When the Funding ceased, two of the trusts continued to use the service, paying for one clinic a month, with half a day providing surgery advice and the other half spent carrying out work requested by trust staff (e.g. data analysis). One other trust makes occasional use of clinics, paying by the session. Internal clinics are currently offered to all staff from Teesside University’s School of Health and Social Care, and the university also offers a free one-hour appointment to NHS or social care staff.
Comparison of the three approaches
Although the three services target slightly different professional groups, with most of the SWYT advice surgeries focusing on the needs of community and particularly mental health staff and the two university examples serving a larger proportion of medical staff in acute settings, it is clear that the services provided and the aims are very similar. Key similarities and differences are highlighted in Table 2.
The evaluations make it clear that R&D advice surgeries are valued by the trusts hosting them, which help increase R&D activities, including publications in peer-reviewed journals and Funding bids. Trusts value on-site advice, freely available from advisors with a range of R&D expertise. Advertising on-site is often limited and would benefi t from regular attention. Flexibility of advice surgeries is also valued.
A good idea from the University of Teesside is the recently introduced proposal development meeting. Mainly available to university staff, but occasionally used for external clients, these meetings consist of a team of advisors meeting with the professionals seeking advice for Funding bids to help them improve their proposals and complete the costings. Bids are now reported to be of higher quality and more likely to gain Funding.
• Advice surgeries offered by experienced researchers on the trust site appear to be an effective way of increasing research activity in NHS trusts, an important component of clinical governance.
• The vast majority of the people interviewed were happy with the R&D advice they received and found it helpful in a number of ways.
• Advice surgeries are an important component of Building a Research Conscious Workforce and help motivate staff to undertake and continue research.
• Advice surgeries are a key element of Research Governance, improving the quality of research.
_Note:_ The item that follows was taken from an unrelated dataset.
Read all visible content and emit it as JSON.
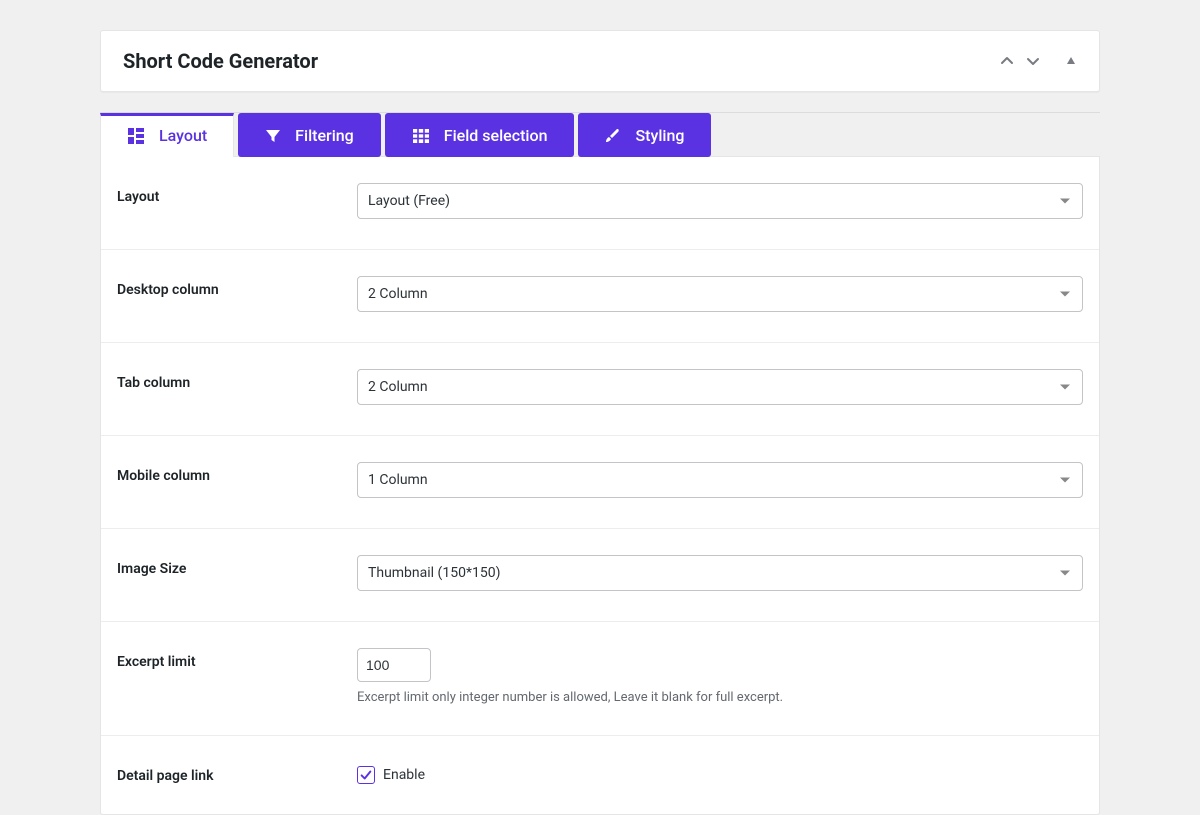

• Although flexibility was identifi ed as an area for improvement, it may be difficult to improve due to limited resources.
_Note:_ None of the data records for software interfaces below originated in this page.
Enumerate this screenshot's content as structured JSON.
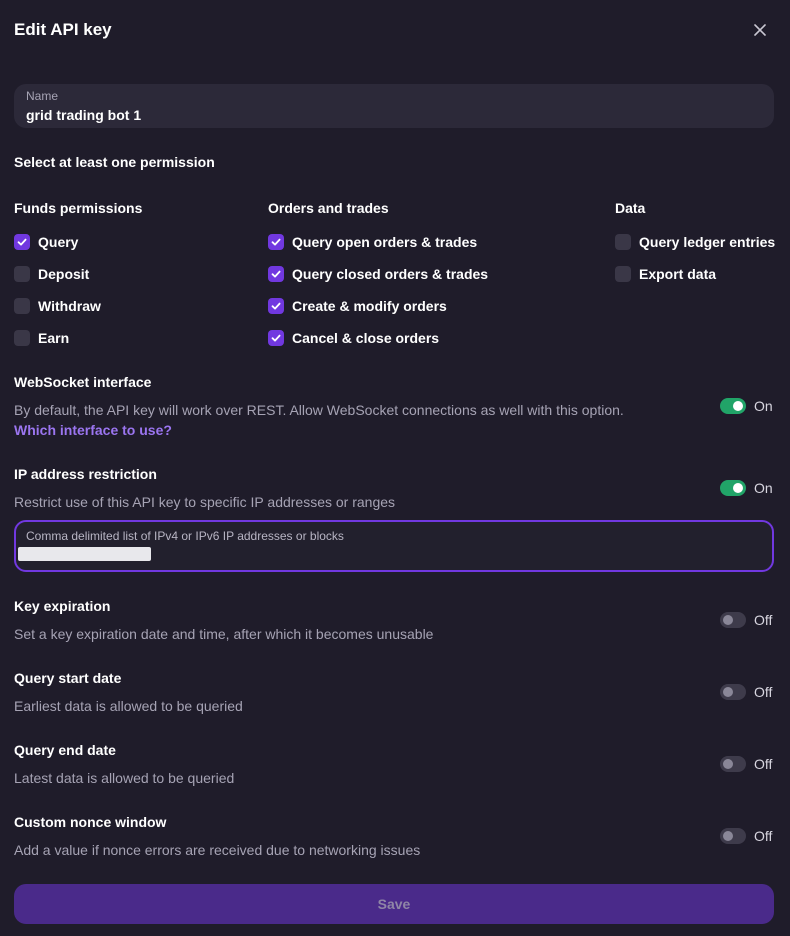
{
  "dialog": {
    "title": "Edit API key"
  },
  "name_field": {
    "label": "Name",
    "value": "grid trading bot 1"
  },
  "permissions": {
    "heading": "Select at least one permission",
    "columns": [
      {
        "title": "Funds permissions",
        "items": [
          {
            "label": "Query",
            "checked": true
          },
          {
            "label": "Deposit",
            "checked": false
          },
          {
            "label": "Withdraw",
            "checked": false
          },
          {
            "label": "Earn",
            "checked": false
          }
        ]
      },
      {
        "title": "Orders and trades",
        "items": [
          {
            "label": "Query open orders & trades",
            "checked": true
          },
          {
            "label": "Query closed orders & trades",
            "checked": true
          },
          {
            "label": "Create & modify orders",
            "checked": true
          },
          {
            "label": "Cancel & close orders",
            "checked": true
          }
        ]
      },
      {
        "title": "Data",
        "items": [
          {
            "label": "Query ledger entries",
            "checked": false
          },
          {
            "label": "Export data",
            "checked": false
          }
        ]
      }
    ]
  },
  "websocket": {
    "title": "WebSocket interface",
    "description": "By default, the API key will work over REST. Allow WebSocket connections as well with this option.",
    "link": "Which interface to use?",
    "state": "On"
  },
  "ip_restriction": {
    "title": "IP address restriction",
    "description": "Restrict use of this API key to specific IP addresses or ranges",
    "state": "On",
    "field_label": "Comma delimited list of IPv4 or IPv6 IP addresses or blocks"
  },
  "key_expiration": {
    "title": "Key expiration",
    "description": "Set a key expiration date and time, after which it becomes unusable",
    "state": "Off"
  },
  "query_start": {
    "title": "Query start date",
    "description": "Earliest data is allowed to be queried",
    "state": "Off"
  },
  "query_end": {
    "title": "Query end date",
    "description": "Latest data is allowed to be queried",
    "state": "Off"
  },
  "nonce_window": {
    "title": "Custom nonce window",
    "description": "Add a value if nonce errors are received due to networking issues",
    "state": "Off"
  },
  "save_label": "Save",
  "colors": {
    "background": "#1f1c2a",
    "accent": "#7138e0",
    "toggle_on": "#21a468",
    "link": "#9b75f0",
    "save_button": "#4a2a8a"
  },
  "icons": {
    "close": "close-icon",
    "check": "check-icon"
  }
}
• This evaluation highlights the value of advice surgeries, and hence suggests the need for similar services to be established within other NHS trusts. The South West Yorkshire Mental Health NHS Trust solution has been to draw on the high levels of research skill available in the trust. Other trusts with less expertise available on-sitemay need to use external (e.g. university) resources for such purposes and the two services reviewed here (Nuffield Institute and University of Teesside) have been valued by trusts.[8,9]
The evaluation reported here was partly funded by a grant from the NHS Executive Northern and Yorkshire Regional Office. We would like to thank Keith Hurst of the Nuffield Institute, University of Leeds, and Professor Tracey Howe,Vicki Ashton and Andrea Cook of the Centre for Health and Medical Research, University of Teesside for agreeing to be interviewed. We would also like to thank Lesley Mackay and Annette Lankshear of the National Health Service Executive Northern and Yorkshire Regional Office for continued support and advice throughout the project. Thanks are also due to the staff who took part in the telephone survey.